The battery-powered Nissan Leaf and Chevrolet Volt have each earned a “Top Safety Pick” award from the influential Insurance Institute of Highway Safety.
Both earned top safety ratings, an early validation for experts who say automakers do not have to sacrifice safety for better fuel economy, that advanced technologies can achieve both.
Not only did the cars’ battery packs, which weigh more than 400 pounds, prove to be well-protected in the test collisions, but the added weight from the large batteries appears to have worked in the small cars’ favor when it comes to crash safety.
To be designated a top pick, a vehicle must score the highest rating of “good” in front, side and rear crash tests, as well as in a roof-crush test. The institute has awarded the rating to certain gas-electric hybrids in the past, such as the Honda Civic hybrid, but not yet to a plug-in from a major maker.
“It is quite a stellar performance for both vehicles,” said Joe Nolan, the institute’s chief administrative officer.
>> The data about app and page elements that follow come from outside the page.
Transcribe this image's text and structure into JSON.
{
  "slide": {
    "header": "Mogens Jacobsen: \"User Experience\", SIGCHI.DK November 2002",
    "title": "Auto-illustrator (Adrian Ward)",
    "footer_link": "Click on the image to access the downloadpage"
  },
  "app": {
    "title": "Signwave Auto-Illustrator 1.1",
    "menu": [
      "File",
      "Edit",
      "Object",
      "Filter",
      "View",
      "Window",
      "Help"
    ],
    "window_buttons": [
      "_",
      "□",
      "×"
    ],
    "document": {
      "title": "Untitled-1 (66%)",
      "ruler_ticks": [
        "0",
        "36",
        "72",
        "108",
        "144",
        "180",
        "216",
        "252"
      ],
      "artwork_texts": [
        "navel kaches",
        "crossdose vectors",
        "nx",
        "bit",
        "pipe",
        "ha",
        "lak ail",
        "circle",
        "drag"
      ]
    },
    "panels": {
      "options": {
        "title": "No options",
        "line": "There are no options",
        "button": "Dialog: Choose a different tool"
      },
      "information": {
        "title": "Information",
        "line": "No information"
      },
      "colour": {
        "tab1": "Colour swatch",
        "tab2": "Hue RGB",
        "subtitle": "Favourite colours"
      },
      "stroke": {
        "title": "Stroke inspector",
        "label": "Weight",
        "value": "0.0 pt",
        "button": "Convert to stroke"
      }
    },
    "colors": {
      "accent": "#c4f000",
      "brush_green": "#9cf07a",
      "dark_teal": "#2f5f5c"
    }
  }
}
The automakers were confident that their vehicles would test well. “We approached G.M. and Nissan and asked would they support us and help us acquire the vehicles,” Mr. Nolan said. “They were both very supportive, suggesting they were expecting good results.”
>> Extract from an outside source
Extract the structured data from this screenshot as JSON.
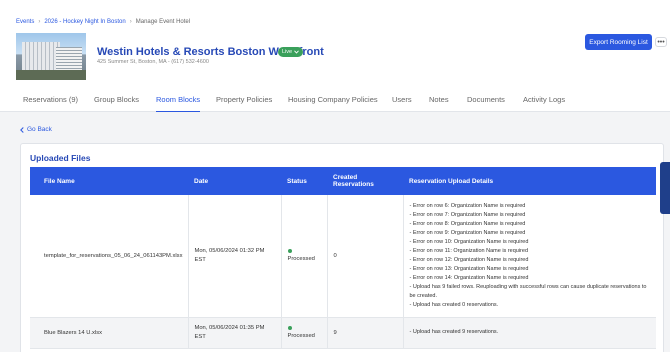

Mr. Nolan said that both automakers “bumped customers off the list” to provide the institute with test vehicles, a strong hint “that they were going to be Top Safety Picks,” he said.